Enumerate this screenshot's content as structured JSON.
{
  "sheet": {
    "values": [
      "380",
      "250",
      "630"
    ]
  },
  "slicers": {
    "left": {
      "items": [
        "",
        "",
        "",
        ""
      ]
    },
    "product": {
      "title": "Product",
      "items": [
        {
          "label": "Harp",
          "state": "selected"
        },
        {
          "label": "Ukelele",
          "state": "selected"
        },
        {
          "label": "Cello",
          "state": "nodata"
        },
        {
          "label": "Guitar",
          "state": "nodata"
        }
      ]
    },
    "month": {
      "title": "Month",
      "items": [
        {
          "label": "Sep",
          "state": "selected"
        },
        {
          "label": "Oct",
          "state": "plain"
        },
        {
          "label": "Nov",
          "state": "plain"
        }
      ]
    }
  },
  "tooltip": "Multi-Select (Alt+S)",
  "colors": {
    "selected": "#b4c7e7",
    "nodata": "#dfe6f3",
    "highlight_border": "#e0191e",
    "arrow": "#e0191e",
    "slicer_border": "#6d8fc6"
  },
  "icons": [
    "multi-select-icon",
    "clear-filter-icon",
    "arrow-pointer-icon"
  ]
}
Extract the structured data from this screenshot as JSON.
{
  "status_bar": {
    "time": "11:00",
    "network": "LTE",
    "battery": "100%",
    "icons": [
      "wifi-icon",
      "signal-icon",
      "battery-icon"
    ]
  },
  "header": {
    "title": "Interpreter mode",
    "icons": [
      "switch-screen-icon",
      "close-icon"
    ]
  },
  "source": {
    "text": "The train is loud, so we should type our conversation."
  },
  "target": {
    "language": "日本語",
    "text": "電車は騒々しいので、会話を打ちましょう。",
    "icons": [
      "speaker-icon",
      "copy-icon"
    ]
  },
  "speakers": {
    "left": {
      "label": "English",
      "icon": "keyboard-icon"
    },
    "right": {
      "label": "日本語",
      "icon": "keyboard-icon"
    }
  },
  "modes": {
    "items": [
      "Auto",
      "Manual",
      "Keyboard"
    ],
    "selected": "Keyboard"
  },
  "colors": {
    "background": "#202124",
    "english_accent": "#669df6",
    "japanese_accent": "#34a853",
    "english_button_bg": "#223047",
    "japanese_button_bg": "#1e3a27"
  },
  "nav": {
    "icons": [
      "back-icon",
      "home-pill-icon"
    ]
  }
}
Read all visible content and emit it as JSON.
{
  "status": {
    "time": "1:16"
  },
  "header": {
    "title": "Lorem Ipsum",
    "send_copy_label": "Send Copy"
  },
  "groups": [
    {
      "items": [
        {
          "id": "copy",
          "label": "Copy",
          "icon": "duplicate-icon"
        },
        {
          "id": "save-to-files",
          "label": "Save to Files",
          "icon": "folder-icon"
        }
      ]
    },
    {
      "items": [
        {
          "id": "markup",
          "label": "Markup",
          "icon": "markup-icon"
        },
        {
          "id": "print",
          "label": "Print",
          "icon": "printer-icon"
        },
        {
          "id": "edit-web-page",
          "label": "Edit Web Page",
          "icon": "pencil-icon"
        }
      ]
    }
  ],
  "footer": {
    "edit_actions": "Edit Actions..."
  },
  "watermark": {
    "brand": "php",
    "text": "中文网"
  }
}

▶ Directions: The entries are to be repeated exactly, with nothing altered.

▶ Completed exercise:
Enumerate this screenshot's content as structured JSON.
{
  "sheet": {
    "values": [
      "380",
      "250",
      "630"
    ]
  },
  "slicers": {
    "left": {
      "items": [
        "",
        "",
        "",
        ""
      ]
    },
    "product": {
      "title": "Product",
      "items": [
        {
          "label": "Harp",
          "state": "selected"
        },
        {
          "label": "Ukelele",
          "state": "selected"
        },
        {
          "label": "Cello",
          "state": "nodata"
        },
        {
          "label": "Guitar",
          "state": "nodata"
        }
      ]
    },
    "month": {
      "title": "Month",
      "items": [
        {
          "label": "Sep",
          "state": "selected"
        },
        {
          "label": "Oct",
          "state": "plain"
        },
        {
          "label": "Nov",
          "state": "plain"
        }
      ]
    }
  },
  "tooltip": "Multi-Select (Alt+S)",
  "colors": {
    "selected": "#b4c7e7",
    "nodata": "#dfe6f3",
    "highlight_border": "#e0191e",
    "arrow": "#e0191e",
    "slicer_border": "#6d8fc6"
  },
  "icons": [
    "multi-select-icon",
    "clear-filter-icon",
    "arrow-pointer-icon"
  ]
}
Extract the structured data from this screenshot as JSON.
{
  "status_bar": {
    "time": "11:00",
    "network": "LTE",
    "battery": "100%",
    "icons": [
      "wifi-icon",
      "signal-icon",
      "battery-icon"
    ]
  },
  "header": {
    "title": "Interpreter mode",
    "icons": [
      "switch-screen-icon",
      "close-icon"
    ]
  },
  "source": {
    "text": "The train is loud, so we should type our conversation."
  },
  "target": {
    "language": "日本語",
    "text": "電車は騒々しいので、会話を打ちましょう。",
    "icons": [
      "speaker-icon",
      "copy-icon"
    ]
  },
  "speakers": {
    "left": {
      "label": "English",
      "icon": "keyboard-icon"
    },
    "right": {
      "label": "日本語",
      "icon": "keyboard-icon"
    }
  },
  "modes": {
    "items": [
      "Auto",
      "Manual",
      "Keyboard"
    ],
    "selected": "Keyboard"
  },
  "colors": {
    "background": "#202124",
    "english_accent": "#669df6",
    "japanese_accent": "#34a853",
    "english_button_bg": "#223047",
    "japanese_button_bg": "#1e3a27"
  },
  "nav": {
    "icons": [
      "back-icon",
      "home-pill-icon"
    ]
  }
}
Read all visible content and emit it as JSON.
{
  "status": {
    "time": "1:16"
  },
  "header": {
    "title": "Lorem Ipsum",
    "send_copy_label": "Send Copy"
  },
  "groups": [
    {
      "items": [
        {
          "id": "copy",
          "label": "Copy",
          "icon": "duplicate-icon"
        },
        {
          "id": "save-to-files",
          "label": "Save to Files",
          "icon": "folder-icon"
        }
      ]
    },
    {
      "items": [
        {
          "id": "markup",
          "label": "Markup",
          "icon": "markup-icon"
        },
        {
          "id": "print",
          "label": "Print",
          "icon": "printer-icon"
        },
        {
          "id": "edit-web-page",
          "label": "Edit Web Page",
          "icon": "pencil-icon"
        }
      ]
    }
  ],
  "footer": {
    "edit_actions": "Edit Actions..."
  },
  "watermark": {
    "brand": "php",
    "text": "中文网"
  }
}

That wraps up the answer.